Singapore’s limited land availability is driving local authorities to explore the feasibility of digging deeper underground to create new space for infrastructure. Lighting up these underground spaces round-the-clock in an energy-efficient and sustainable way remains a major challenge.

Researchers at the Nanyang Technological University, Singapore (NTU Singapore) have designed a smart device inspired by the simple magnifying glass to harvest daylight and transmit it to underground spaces, reducing the need for traditional energy sources of lighting.

Using an off-the-shelf acrylic ball, a single plastic optical fibre and computer chip-assisted motors, the team created the device that sits aboveground and – similar to the lens of a magnifying glass – utilises the acrylic ball to act as the solar concentrator, enabling parallel rays of sunlight to form a sharp focus at its opposite side. The focused sunlight is collected into one end of the fibre cable and transported to the other end deployed underground to emit light directly.

The small motors – assisted by computer chips – automatically adjust the position of the fibre's collecting end to optimise the amount of sunlight that can be received and transported as the sun moves across the sky.

This innovative device was developed by assistant professor Yoo Seongwoo from the School of Electrical and Electronics Engineering and Dr Charu Goel, principal research fellow at NTU's The Photonics Institute, and reported in the peer-reviewed scientific journal Solar Energy in March 2021.

Conventional solar concentrators use large, curved mirrors moved by heavy-duty motors to align the mirror dish to the sun. The components in those systems are also exposed to environmental factors such as moisture, increasing maintenance requirements. These limitations have been overcome by the NTU device, which uses the round shape of the acrylic ball, eliminating the need for heavy-duty motors to align with the sun, while also providing a compact solution.

The prototype device weighs 10kg and has a total height of 50cm. A 3mm thick transparent dome-shaped cover made using polycarbonate protects the acrylic ball from environmental conditions.

"Our innovation comprises commercially available off-the-shelf materials, making it potentially very easy to fabricate at scale. Due to space constraints in densely populated cities, we have intentionally designed the daylight harvesting system to be lightweight and compact. This would make it convenient for our device to be incorporated into existing infrastructure in the urban environment," Seongwoo said.

According to the NTU researchers, the device can be mounted as a conventional lamppost aboveground, allowing it to serve two purposes: a device to harvest sunlight in the day to light up underground spaces, and a streetlamp to illuminate the aboveground space at night using electricity.

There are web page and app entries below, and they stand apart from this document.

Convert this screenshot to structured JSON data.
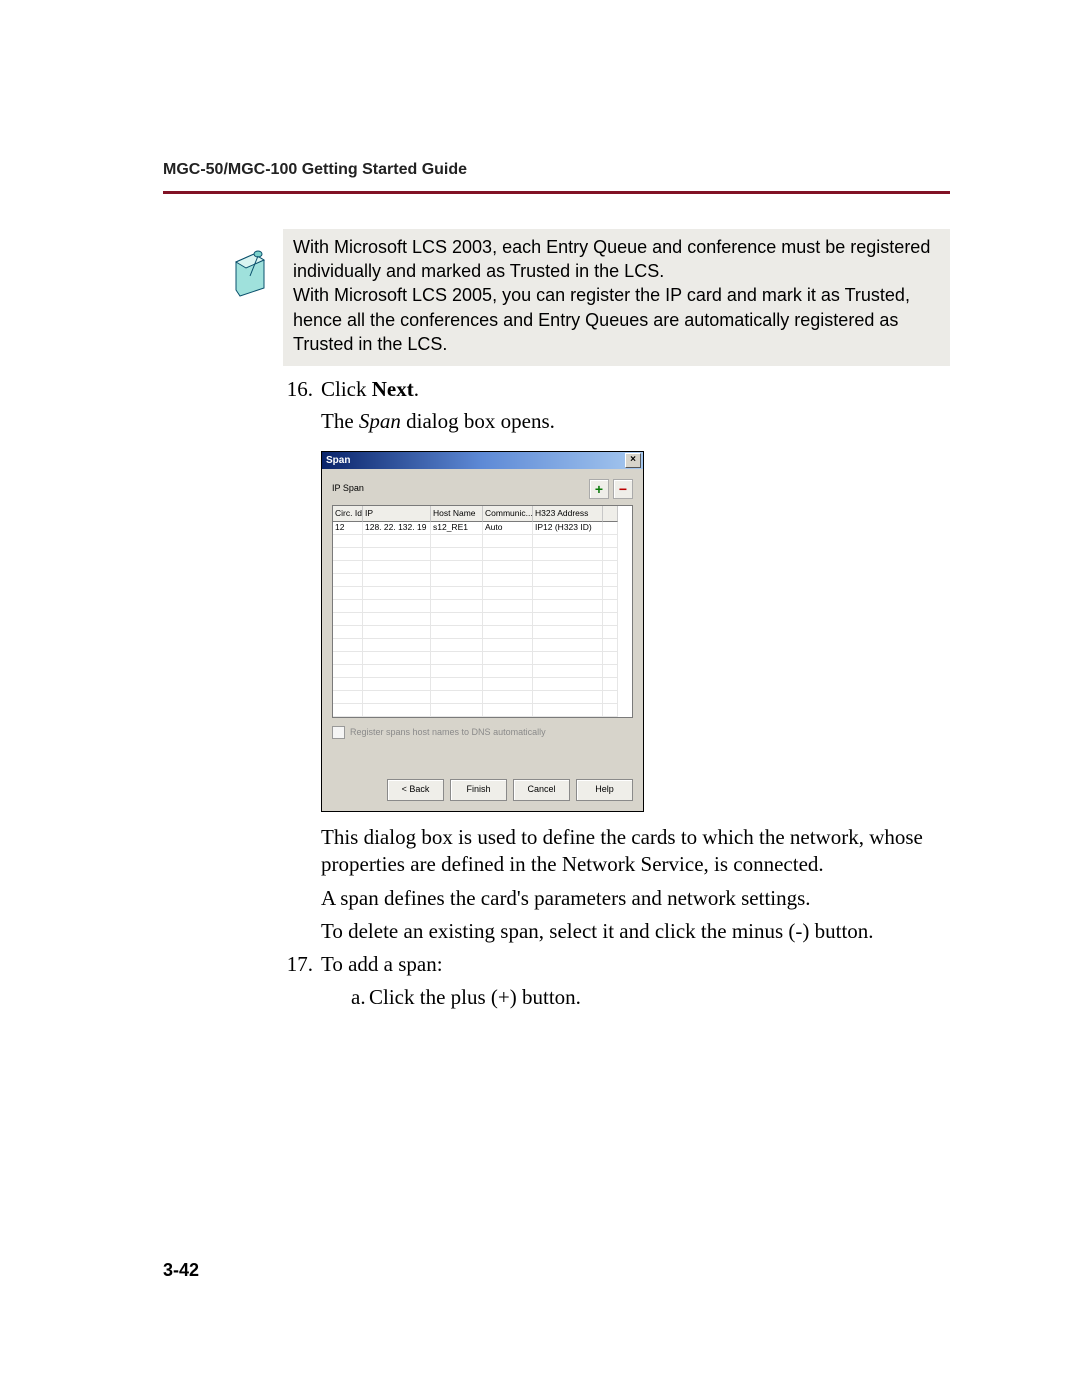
{
  "header": "MGC-50/MGC-100 Getting Started Guide",
  "note": "With Microsoft LCS 2003, each Entry Queue and conference must be registered individually and marked as Trusted in the LCS.\nWith Microsoft LCS 2005, you can register the IP card and mark it as Trusted, hence all the conferences and Entry Queues are automatically registered as Trusted in the LCS.",
  "steps": {
    "s16": {
      "num": "16.",
      "click_prefix": "Click ",
      "click_bold": "Next",
      "click_suffix": ".",
      "sub_prefix": "The ",
      "sub_ital": "Span",
      "sub_suffix": " dialog box opens."
    },
    "s17": {
      "num": "17.",
      "text": "To add a span:",
      "a": {
        "letter": "a.",
        "text": "Click the plus (+) button."
      }
    }
  },
  "dialog": {
    "title": "Span",
    "close": "×",
    "section": "IP Span",
    "plus": "+",
    "minus": "−",
    "columns": [
      "Circ. Id",
      "IP",
      "Host Name",
      "Communic...",
      "H323 Address",
      ""
    ],
    "row": {
      "circ": "12",
      "ip": "128. 22. 132. 19",
      "host": "s12_RE1",
      "comm": "Auto",
      "h323": "IP12 (H323 ID)"
    },
    "checkbox": "Register spans host names to DNS automatically",
    "buttons": {
      "back": "< Back",
      "finish": "Finish",
      "cancel": "Cancel",
      "help": "Help"
    }
  },
  "below": {
    "p1": "This dialog box is used to define the cards to which the network, whose properties are defined in the Network Service, is connected.",
    "p2": "A span defines the card's parameters and network settings.",
    "p3": "To delete an existing span, select it and click the minus (-) button."
  },
  "page_num": "3-42"
}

To ensure that maximum sunlight is collected and transported down the fibre cable throughout the day, the system uses a computer chip-based mechanism to track the sun’s rays.

GPS coordinates of the device location are pre-loaded into the system, allowing it to determine the spot where maximum sunlight should be focused at any given time. Two small motors are then used to automatically adjust the position of the fibre to catch and transport sunlight from the focused spot at one-minute intervals.

During inclement weather when sufficient sunlight cannot be harvested for transporting underground, an LED bulb powered by electricity installed right next to the emitting end of the fibre cable will automatically light up, ensuring the device can illuminate underground spaces throughout the day without interruption.

Experiments in a pitch-black storeroom (to simulate an underground environment) revealed that the device's luminous efficacy – the quantity of visible light produced by a light source using 1 Watt of electrical power – to be at 230 lumens/Watt.

This far exceeds those recorded by commercially available LED bulbs, which have a typical output of 90 lumens/Watt. The quality of the light output of the NTU smart device is also comparable with current commercially available daylight harvesting systems, which are far more costly.

"The luminous efficacy of our low-cost device proves that it is well-suited for low-level lighting applications, like car parks, lifts, and underground walkways in dense cities. It is also easily scalable. Since the light capturing capacity of the ball lens is proportional to its size, we can customise the device to a desired output optical power by replacing it with a bigger or smaller ball," Dr Goel said.

Technolite, a Singapore-based design focused agency specialising in lighting, collaborated in this research study. Managing director Michael Chia said, "It is our privilege and honour to take this innovation journey with NTU. While we have the commercial and application knowledge, NTU’s in-depth know-how from a technical perspective has taken the execution of the project to the next level that is beyond our expectations."

Technolite is now exploring ways to potentially incorporate the smart device or its related concepts into its industrial projects for improved efficiency and sustainability.

Images credit: NTU Singapore

Caption: Assistant Professor Yoo Seongwoo (left) and Dr Charu Goel with their daylight harvesting invention.